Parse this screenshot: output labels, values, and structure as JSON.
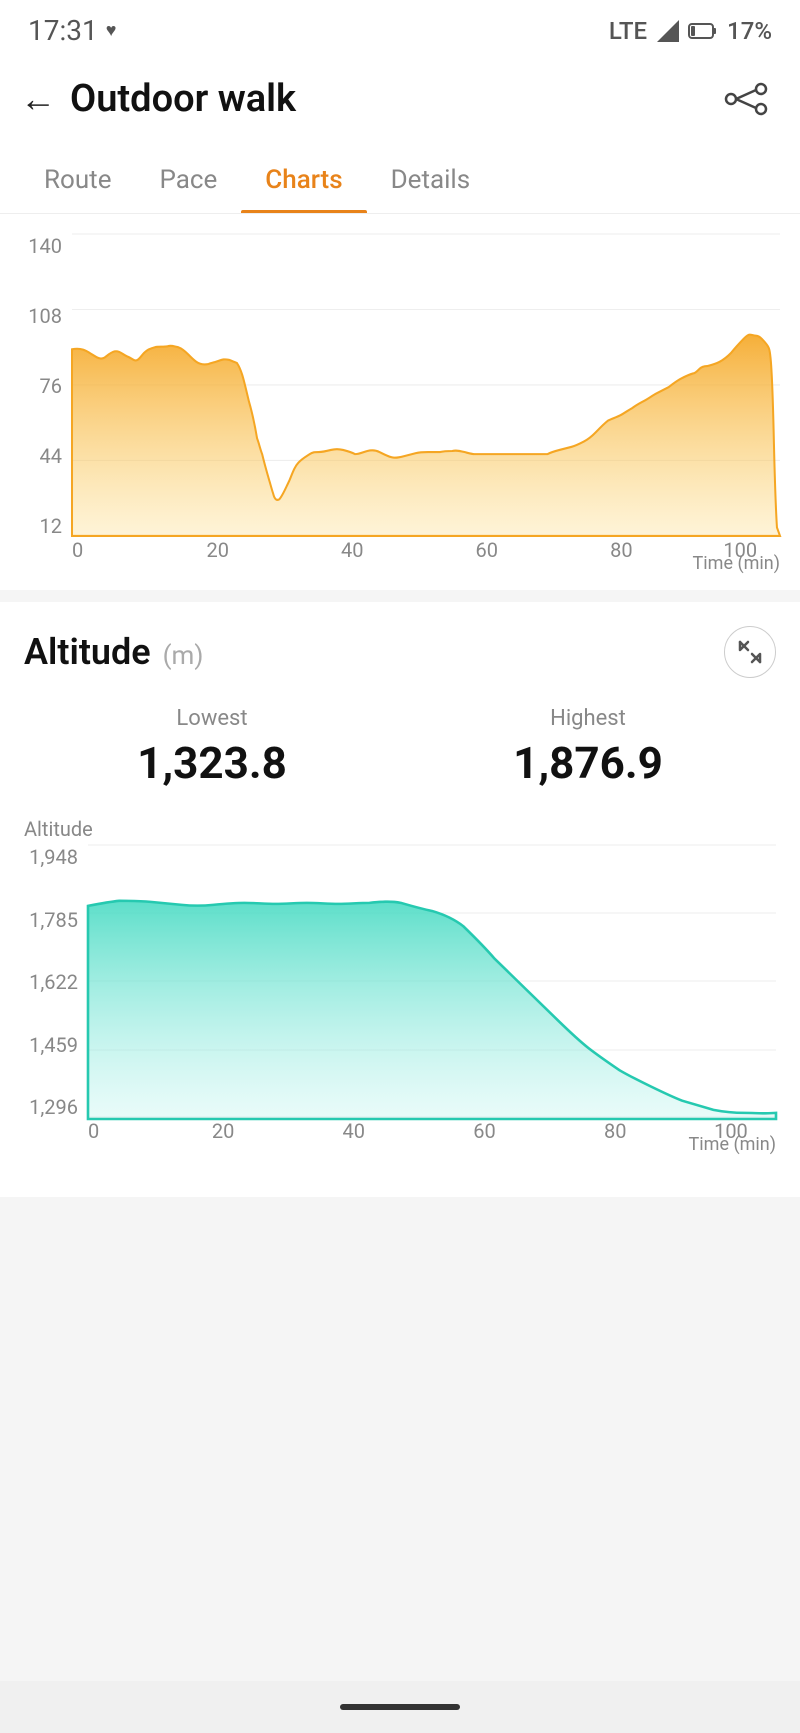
{
  "statusBar": {
    "time": "17:31",
    "signal": "LTE",
    "battery": "17%"
  },
  "header": {
    "title": "Outdoor walk",
    "backLabel": "←",
    "shareLabel": "share"
  },
  "tabs": [
    {
      "id": "route",
      "label": "Route",
      "active": false
    },
    {
      "id": "pace",
      "label": "Pace",
      "active": false
    },
    {
      "id": "charts",
      "label": "Charts",
      "active": true
    },
    {
      "id": "details",
      "label": "Details",
      "active": false
    }
  ],
  "heartRateChart": {
    "yLabels": [
      "140",
      "108",
      "76",
      "44",
      "12"
    ],
    "xLabels": [
      "0",
      "20",
      "40",
      "60",
      "80",
      "100"
    ],
    "xUnit": "Time (min)"
  },
  "altitudeSection": {
    "title": "Altitude",
    "unit": "(m)",
    "lowest": {
      "label": "Lowest",
      "value": "1,323.8"
    },
    "highest": {
      "label": "Highest",
      "value": "1,876.9"
    },
    "yAxisTitle": "Altitude",
    "yLabels": [
      "1,948",
      "1,785",
      "1,622",
      "1,459",
      "1,296"
    ],
    "xLabels": [
      "0",
      "20",
      "40",
      "60",
      "80",
      "100"
    ],
    "xUnit": "Time (min)"
  }
}
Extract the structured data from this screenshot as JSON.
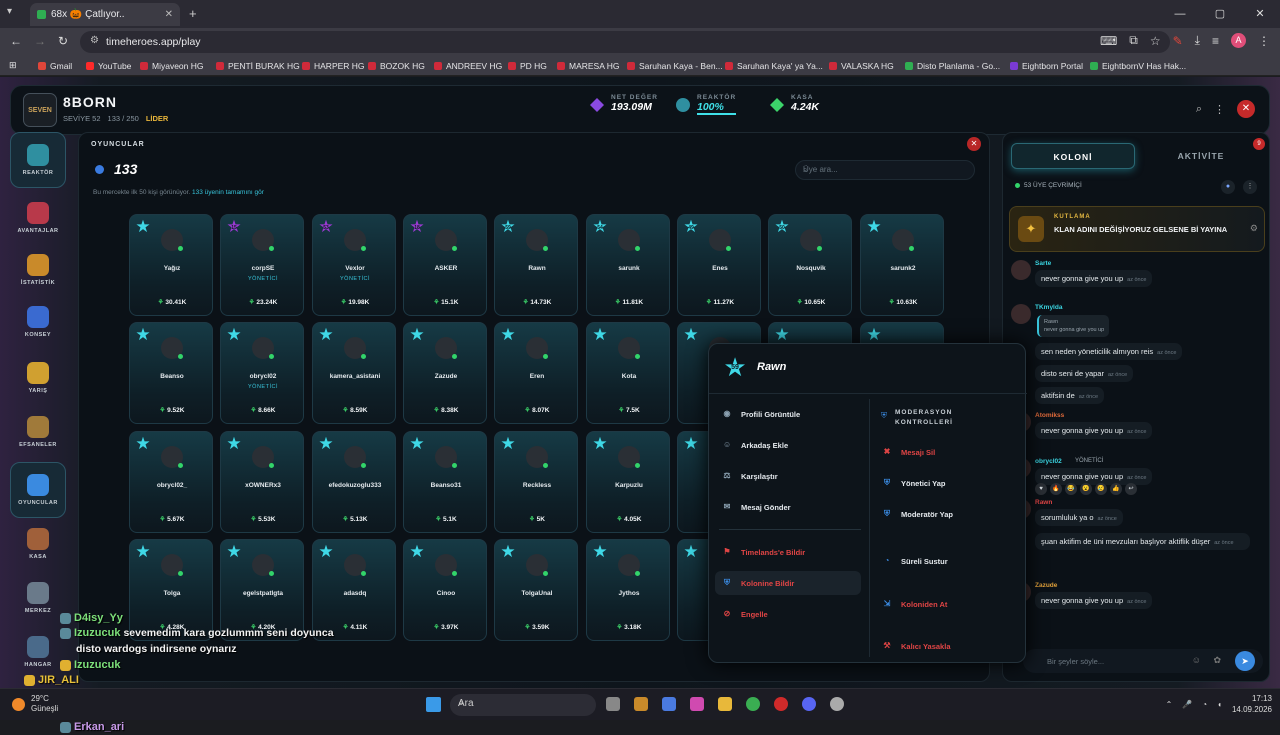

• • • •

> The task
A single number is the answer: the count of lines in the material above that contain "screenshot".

> Response
2